  • LJAug.24 23:55
    I have been married to my functioning alcoholic husband for 11 years, I do not drink, through his 1 year jail term 10 years ago (oddly not related to alcohol ) and most recently his medical detox and 60 day rehab stint last August. After 2 months of his being sober in February 2016, he chose to begin drinking 2 beers a day to "feel normal again" which has now escalated to a 6 pack a day. He works nights, I work days so I can not and do not want to "babysit" him, the only reason I am still with him is because I am a co-owner with him on the house mortgage and can not afford the house without his paycheck- nor could he without mine. Anyway "blah blah blah" enough about him- IT HAS BEEN ALL ABOUT HIM FOR 11 years- now about me. Clearly I am SO ANGRY at him and myself for trusting his promises, by his betrayal to drink again and resent him for making beer his priority. Yes I have friends, yes I have hobbies, yes I have a job that requires me to work 60 hours a week-what I don't have is a marriage or a partner. So Somebody PLEASE tell me what the f*ck do I do with all this anger and disappointed I carry? Please don't tell me to go to Al-Anon, I tried that and was told his drinking was my fault, really is his not showering , not brushing his teeth and wearing the same clothes every day for 3 weeks my fault also? If I won the lottery tomorrow my first decision would be a divorce lawyer, so back to reality, my question is how do you resign your life to remain where you are stuck?
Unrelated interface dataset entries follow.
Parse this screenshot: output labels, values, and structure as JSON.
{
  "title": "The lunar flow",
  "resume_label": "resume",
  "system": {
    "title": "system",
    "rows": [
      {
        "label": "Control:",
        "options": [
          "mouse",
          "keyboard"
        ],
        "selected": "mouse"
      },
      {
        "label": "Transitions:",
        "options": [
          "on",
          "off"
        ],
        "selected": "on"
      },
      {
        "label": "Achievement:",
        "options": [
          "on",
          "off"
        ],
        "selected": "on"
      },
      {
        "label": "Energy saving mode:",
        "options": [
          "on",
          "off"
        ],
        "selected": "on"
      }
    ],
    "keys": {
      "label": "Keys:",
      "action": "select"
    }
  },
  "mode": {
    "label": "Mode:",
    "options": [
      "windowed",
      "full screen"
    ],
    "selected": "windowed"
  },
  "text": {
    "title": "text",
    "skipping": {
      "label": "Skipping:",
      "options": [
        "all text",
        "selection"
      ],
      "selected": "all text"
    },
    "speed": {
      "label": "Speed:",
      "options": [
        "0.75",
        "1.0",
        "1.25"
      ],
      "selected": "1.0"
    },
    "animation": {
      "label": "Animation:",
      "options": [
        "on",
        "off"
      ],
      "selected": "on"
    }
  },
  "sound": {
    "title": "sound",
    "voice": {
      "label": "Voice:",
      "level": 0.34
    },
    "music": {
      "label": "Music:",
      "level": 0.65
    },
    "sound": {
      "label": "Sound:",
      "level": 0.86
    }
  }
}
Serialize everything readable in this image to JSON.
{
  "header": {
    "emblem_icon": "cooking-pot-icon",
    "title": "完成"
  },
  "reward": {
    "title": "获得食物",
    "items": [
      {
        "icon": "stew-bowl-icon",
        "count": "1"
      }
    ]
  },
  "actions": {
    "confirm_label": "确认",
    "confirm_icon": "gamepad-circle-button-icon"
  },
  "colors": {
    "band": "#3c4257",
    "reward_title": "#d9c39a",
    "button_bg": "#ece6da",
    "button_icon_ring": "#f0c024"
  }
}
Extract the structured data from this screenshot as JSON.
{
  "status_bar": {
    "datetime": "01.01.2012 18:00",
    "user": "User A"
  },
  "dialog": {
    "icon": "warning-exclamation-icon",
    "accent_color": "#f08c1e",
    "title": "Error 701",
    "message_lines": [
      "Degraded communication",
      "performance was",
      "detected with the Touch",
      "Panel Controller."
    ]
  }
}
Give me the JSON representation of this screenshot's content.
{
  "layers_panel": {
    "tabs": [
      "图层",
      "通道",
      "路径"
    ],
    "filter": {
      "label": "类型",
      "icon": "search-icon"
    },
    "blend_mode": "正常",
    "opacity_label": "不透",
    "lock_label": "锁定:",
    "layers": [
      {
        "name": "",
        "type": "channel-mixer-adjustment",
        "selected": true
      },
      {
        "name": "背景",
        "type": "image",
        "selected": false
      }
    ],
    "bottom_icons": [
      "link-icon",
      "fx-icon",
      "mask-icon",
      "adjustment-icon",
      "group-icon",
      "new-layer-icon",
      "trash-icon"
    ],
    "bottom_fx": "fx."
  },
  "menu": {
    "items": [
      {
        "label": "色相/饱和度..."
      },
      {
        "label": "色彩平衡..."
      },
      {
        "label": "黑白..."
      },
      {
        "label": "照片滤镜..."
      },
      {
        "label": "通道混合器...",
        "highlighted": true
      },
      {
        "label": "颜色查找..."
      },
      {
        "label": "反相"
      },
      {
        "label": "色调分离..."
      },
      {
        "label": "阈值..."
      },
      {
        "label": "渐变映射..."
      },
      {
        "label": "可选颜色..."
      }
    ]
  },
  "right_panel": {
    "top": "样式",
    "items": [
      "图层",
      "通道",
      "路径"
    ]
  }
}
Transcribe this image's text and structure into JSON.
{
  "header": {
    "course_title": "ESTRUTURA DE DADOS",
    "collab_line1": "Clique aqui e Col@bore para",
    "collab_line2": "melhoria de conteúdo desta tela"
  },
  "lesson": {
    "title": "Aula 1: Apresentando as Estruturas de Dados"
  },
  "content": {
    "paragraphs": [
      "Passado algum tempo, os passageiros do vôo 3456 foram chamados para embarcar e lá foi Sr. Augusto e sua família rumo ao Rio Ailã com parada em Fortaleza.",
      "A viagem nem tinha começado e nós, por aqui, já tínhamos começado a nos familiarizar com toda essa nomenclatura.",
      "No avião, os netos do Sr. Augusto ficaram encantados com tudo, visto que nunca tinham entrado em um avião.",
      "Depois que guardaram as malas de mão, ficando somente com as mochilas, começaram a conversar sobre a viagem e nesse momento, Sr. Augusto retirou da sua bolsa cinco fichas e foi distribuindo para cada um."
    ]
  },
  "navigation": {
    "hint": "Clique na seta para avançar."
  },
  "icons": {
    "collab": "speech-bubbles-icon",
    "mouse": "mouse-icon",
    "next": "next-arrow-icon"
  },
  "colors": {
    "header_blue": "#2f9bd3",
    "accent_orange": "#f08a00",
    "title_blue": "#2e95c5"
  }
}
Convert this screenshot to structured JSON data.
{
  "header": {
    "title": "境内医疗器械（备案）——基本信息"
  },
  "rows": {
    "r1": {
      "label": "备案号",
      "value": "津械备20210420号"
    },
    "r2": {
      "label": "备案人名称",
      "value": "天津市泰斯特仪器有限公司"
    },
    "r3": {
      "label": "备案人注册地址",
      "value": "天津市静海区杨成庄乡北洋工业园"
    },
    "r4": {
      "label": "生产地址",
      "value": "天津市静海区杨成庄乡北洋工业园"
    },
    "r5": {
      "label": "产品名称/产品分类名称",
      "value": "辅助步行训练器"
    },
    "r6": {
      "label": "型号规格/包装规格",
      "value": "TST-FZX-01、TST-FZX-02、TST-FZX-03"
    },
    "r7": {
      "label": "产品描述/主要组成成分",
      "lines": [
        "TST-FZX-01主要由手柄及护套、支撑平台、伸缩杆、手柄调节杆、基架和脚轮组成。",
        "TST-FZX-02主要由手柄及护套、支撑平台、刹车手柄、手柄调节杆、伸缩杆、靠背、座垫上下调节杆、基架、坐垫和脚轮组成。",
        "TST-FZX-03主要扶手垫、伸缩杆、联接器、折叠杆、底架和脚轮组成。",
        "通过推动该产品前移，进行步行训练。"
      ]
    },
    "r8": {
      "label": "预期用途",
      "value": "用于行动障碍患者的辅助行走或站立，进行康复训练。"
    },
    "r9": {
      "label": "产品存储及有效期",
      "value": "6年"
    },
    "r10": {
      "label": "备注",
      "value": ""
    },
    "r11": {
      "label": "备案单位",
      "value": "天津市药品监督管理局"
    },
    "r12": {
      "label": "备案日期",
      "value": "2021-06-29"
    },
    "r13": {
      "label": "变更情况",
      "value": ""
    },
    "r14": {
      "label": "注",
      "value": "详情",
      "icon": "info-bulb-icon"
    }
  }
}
Do I love him? sort of,,,but I love myself more.
View All Comments /Add Comment